Page 44 - Yes, trust them not: for there is an upstart crow beautified with our feathers, that with his tiger's heart, wrapt in a player's hide, supposes he is as well able to bombast out a blank verse as the best of you; and being an absolute Johannes factotum, is in his own conceit the only Shake-scene in a country.
Page 283 - Nor undelightful is the solemn noon Of night, when haply wakeful from my couch I start : lo, all is motionless around ! Roars not the rushing wind ; the sons of men And every beast in mute oblivion lie ; All nature's hush'd in silence and in sleep. O then how fearful is it to reflect, That through the still globe's awful solitude, No being wakes but me ! till stealing sleep My drooping temples bathes in opiate dews.
Page 88 - Piety displays Her mouldering roll, the piercing eye explores New manners, and the pomp of elder days, Whence culls the pensive bard his pictur'd stores. Nor rough, nor barren, are the winding ways Of hoar Antiquity, but strown with flowers.
Page 294 - I have carefully and regularly perused these Holy Scriptures, " and am of opinion, that the volume, independently of its divine " origin, contains more sublimity, purer morality, more important " history, and finer strains of eloquence, than can be collected " from all other books, in whatever language they may have been
Page 68 - married her as soon as she was able to quit the chamber, when the priest and all that saw her were affrighted to look on her. But God,' she adds, with a not ungraceful vanity, 'recompensed his justice and constancy, by restoring her as well as before.
Page 58 - I entertained myself with elder company, to whom I was very acceptable, and living in the house with many persons that had a great deal of wit, and very profitable serious discourses being frequent at my father's table and in my mother's...
Page 252 - Forget my frailties ; thou art also frail : Forgive my lapses ; for thyself mayst fall : Nor read, unmoved, my artless tender tale, I was a friend, O man ! to thee, to all.

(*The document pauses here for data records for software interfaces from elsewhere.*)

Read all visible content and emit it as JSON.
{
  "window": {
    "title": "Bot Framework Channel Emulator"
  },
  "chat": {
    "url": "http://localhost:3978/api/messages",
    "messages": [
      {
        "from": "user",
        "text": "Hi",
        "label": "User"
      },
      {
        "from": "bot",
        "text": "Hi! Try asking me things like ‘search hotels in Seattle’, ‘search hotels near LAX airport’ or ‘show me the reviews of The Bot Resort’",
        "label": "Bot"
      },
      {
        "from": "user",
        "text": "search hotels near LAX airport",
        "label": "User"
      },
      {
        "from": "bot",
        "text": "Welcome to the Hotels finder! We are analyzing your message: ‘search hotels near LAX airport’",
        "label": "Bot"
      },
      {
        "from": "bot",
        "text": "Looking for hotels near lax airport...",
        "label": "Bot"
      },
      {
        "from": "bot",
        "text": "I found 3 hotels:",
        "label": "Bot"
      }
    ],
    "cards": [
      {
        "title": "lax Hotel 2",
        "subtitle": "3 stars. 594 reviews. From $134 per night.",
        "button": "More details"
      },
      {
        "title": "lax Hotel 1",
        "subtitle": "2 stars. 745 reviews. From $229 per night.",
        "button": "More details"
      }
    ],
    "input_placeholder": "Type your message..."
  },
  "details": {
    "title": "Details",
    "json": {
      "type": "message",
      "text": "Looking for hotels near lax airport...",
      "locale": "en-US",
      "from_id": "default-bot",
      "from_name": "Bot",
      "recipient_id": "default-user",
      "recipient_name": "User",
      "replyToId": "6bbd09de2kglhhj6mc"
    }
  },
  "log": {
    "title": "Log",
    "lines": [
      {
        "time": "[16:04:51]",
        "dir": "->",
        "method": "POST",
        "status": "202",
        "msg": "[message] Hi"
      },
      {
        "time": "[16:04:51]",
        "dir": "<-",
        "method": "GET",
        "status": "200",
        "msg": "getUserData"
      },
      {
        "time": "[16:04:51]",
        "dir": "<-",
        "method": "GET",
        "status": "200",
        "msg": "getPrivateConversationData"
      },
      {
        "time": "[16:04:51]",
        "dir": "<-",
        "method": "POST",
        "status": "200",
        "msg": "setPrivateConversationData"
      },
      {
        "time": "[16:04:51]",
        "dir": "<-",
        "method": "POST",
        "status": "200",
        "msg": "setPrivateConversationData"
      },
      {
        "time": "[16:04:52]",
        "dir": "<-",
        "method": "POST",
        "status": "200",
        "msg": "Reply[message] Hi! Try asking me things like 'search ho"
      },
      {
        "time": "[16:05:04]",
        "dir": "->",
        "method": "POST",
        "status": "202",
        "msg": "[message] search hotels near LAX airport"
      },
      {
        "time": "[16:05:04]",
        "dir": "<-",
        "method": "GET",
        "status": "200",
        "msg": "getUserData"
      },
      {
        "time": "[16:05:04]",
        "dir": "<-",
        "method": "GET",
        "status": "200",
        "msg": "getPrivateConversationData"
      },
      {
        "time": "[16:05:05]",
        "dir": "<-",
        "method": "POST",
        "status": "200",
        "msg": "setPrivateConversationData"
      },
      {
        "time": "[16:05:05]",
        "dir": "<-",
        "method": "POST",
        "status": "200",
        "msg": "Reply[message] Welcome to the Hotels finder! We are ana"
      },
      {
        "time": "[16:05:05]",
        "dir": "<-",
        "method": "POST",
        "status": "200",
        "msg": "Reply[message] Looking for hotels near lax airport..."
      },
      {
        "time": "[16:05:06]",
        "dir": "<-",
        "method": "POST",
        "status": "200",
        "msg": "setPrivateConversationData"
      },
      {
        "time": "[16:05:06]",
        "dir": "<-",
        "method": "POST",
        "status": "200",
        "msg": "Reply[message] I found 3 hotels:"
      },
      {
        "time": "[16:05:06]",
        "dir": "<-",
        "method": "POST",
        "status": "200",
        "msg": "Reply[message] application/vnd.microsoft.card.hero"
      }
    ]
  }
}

Page 277 - To view the festive rites, the knightly play, That deck'd heroic Albion's elder day; To mark the mouldering halls of Barons bold, And the rough castle, cast in giant mould; With Gothic manners Gothic arts explore, And muse on the magnificence of yore.
Page 68 - ... made her the most deformed person that could be seen, for a great while after she recovered ; yet he was nothing troubled at it, but married her as soon as she was able to quit the chamber, when the priest and all that saw her were affrighted to look on her ; but God recompensed his justice and constancy by restoring her, though she was longer than ordinary before she recovered, as well as before.